Work instruction
Go over the data and keep only the lines that include "Enabled".

Web page and app entries
Start of Block
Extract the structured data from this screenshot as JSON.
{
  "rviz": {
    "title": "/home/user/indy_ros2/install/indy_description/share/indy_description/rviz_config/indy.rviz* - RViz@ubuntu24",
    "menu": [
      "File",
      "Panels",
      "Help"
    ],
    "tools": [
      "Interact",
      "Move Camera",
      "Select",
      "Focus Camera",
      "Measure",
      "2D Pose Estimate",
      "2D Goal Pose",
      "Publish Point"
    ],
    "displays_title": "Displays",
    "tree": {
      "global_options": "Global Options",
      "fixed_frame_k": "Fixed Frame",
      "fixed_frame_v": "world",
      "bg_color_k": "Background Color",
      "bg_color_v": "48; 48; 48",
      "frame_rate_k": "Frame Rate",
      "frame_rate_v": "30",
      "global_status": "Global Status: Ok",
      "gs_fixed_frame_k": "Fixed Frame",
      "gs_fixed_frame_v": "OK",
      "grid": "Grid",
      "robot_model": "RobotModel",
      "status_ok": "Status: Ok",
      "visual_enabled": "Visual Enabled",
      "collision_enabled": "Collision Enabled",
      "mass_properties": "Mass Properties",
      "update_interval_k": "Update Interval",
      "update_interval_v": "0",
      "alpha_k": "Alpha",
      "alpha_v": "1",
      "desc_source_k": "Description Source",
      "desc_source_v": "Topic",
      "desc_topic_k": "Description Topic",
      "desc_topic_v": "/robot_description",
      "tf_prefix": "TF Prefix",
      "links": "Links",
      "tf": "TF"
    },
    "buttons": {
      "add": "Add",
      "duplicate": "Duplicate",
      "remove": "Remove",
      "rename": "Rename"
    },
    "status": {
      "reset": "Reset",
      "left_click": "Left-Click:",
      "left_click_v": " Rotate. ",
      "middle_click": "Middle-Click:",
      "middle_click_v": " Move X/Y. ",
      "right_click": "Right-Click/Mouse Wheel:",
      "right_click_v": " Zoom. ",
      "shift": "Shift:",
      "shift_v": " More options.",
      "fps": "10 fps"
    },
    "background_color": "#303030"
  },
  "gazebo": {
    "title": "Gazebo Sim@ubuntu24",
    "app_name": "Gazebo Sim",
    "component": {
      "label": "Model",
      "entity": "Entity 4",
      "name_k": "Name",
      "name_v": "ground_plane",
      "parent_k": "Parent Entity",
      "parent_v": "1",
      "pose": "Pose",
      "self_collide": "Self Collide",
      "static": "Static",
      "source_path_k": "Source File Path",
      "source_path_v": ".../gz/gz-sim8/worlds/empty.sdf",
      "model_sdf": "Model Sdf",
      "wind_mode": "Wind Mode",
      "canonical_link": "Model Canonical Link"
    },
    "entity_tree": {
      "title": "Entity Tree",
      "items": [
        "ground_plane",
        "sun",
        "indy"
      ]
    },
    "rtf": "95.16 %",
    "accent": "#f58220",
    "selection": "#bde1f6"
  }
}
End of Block
Solution for this problem
      "visual_enabled": "Visual Enabled",
      "collision_enabled": "Collision Enabled",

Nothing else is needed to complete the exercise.